Majority of UK bosses don’t care about staff wellbeing and mental health

Stressed woman at home

More than half of all employees believe their employer is showing a lack of concern about their wellbeing or mental health during the current coronavirus lockdown.

Research from a survey of UK employees found that two-thirds of respondents are worried about the effects of the pandemic on their job, with more than three-quarters wanting increased contact with their managers to discuss their health and wellbeing, performance and workload.

The poll found less than a quarter of managers regularly check in with their employees to talk about mental health and wellbeing. 43% of employees said their manager makes no effort at all to check in with them during the current lockdown, despite the duty of care employers have for the wellbeing of their workforce.

“As we enter Mental Health Awareness Week, our poll clearly highlights the need for more regular communication between managers and employees. Organisations must utilise technology to connect their remote workforce and enable better people engagement. Organisations need to prioritise creating a culture of collaboration, transparency and kindness during this difficult time,” said Anton Roe, CEO of  payroll, HR and analytics experts, MHR, who carried our the research.
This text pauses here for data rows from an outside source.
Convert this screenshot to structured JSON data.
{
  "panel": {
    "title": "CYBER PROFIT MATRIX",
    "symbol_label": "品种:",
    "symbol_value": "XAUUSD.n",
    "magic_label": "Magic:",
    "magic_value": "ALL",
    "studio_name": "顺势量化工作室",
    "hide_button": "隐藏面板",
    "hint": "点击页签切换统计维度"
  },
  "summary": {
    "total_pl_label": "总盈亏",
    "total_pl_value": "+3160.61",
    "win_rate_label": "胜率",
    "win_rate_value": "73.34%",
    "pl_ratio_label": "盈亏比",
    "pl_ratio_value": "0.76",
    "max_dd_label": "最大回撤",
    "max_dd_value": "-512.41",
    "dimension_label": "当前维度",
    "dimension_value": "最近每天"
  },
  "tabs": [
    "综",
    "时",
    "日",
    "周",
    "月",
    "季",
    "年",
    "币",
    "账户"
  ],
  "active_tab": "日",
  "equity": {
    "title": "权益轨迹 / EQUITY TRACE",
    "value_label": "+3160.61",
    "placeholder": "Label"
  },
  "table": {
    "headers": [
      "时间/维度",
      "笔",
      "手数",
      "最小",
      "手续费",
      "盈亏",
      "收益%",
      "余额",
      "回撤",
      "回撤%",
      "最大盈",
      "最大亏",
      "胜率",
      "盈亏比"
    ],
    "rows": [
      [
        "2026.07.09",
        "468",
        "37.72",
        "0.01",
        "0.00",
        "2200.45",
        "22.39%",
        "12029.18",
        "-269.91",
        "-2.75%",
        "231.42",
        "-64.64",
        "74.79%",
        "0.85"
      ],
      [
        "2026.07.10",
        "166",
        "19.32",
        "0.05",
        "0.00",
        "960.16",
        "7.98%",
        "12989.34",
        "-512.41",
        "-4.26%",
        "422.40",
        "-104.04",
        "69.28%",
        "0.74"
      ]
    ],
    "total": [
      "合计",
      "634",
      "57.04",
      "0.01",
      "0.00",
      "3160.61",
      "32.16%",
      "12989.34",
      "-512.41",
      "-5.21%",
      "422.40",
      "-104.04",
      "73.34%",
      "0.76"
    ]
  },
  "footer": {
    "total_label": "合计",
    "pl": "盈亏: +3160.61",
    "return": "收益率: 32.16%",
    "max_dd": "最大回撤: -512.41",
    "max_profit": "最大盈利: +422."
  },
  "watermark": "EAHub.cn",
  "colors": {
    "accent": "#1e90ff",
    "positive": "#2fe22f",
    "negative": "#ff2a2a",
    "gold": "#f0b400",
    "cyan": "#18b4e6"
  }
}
“Many employees find themselves in isolated situations when working from home, and the physical workplace was an important means of social interaction. It is essential that managers demonstrate to employees that their safety and wellbeing is paramount. Regular check-ins can help managers and employees to stay connected. This gives a useful insight to the line manager about how an employee is faring in the current climate and provide the necessary reassurance and support to aid their mental wellbeing,” added Roe.